In the data below, how many lines include the string "return"? Give only the number.
Data shown section start
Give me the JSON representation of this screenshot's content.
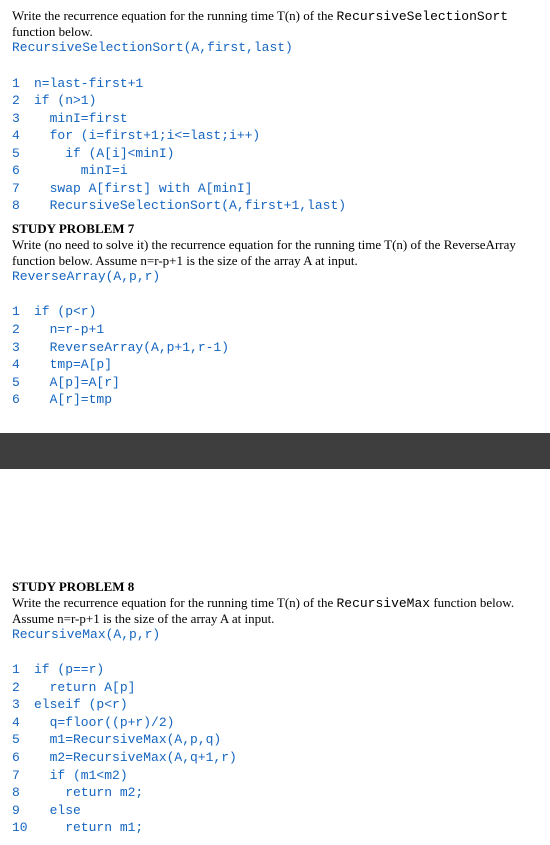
{
  "p6": {
    "intro_a": "Write the recurrence equation for the running time T(n) of the ",
    "intro_code": "RecursiveSelectionSort",
    "intro_b": " function below.",
    "sig": "RecursiveSelectionSort(A,first,last)",
    "lines": {
      "l1": "n=last-first+1",
      "l2": "if (n>1)",
      "l3": "  minI=first",
      "l4": "  for (i=first+1;i<=last;i++)",
      "l5": "    if (A[i]<minI)",
      "l6": "      minI=i",
      "l7": "  swap A[first] with A[minI]",
      "l8": "  RecursiveSelectionSort(A,first+1,last)"
    }
  },
  "p7": {
    "title": "STUDY PROBLEM 7",
    "intro": "Write (no need to solve it) the recurrence equation for the running time T(n) of the ReverseArray function below. Assume n=r-p+1 is the size of the array A at input.",
    "sig": "ReverseArray(A,p,r)",
    "lines": {
      "l1": "if (p<r)",
      "l2": "  n=r-p+1",
      "l3": "  ReverseArray(A,p+1,r-1)",
      "l4": "  tmp=A[p]",
      "l5": "  A[p]=A[r]",
      "l6": "  A[r]=tmp"
    }
  },
  "p8": {
    "title": "STUDY PROBLEM 8",
    "intro_a": "Write the recurrence equation for the running time T(n) of the ",
    "intro_code": "RecursiveMax",
    "intro_b": " function below. Assume n=r-p+1 is the size of the array A at input.",
    "sig": "RecursiveMax(A,p,r)",
    "lines": {
      "l1": "if (p==r)",
      "l2": "  return A[p]",
      "l3": "elseif (p<r)",
      "l4": "  q=floor((p+r)/2)",
      "l5": "  m1=RecursiveMax(A,p,q)",
      "l6": "  m2=RecursiveMax(A,q+1,r)",
      "l7": "  if (m1<m2)",
      "l8": "    return m2;",
      "l9": "  else",
      "l10": "    return m1;"
    }
  }
}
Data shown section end
| Task result |
3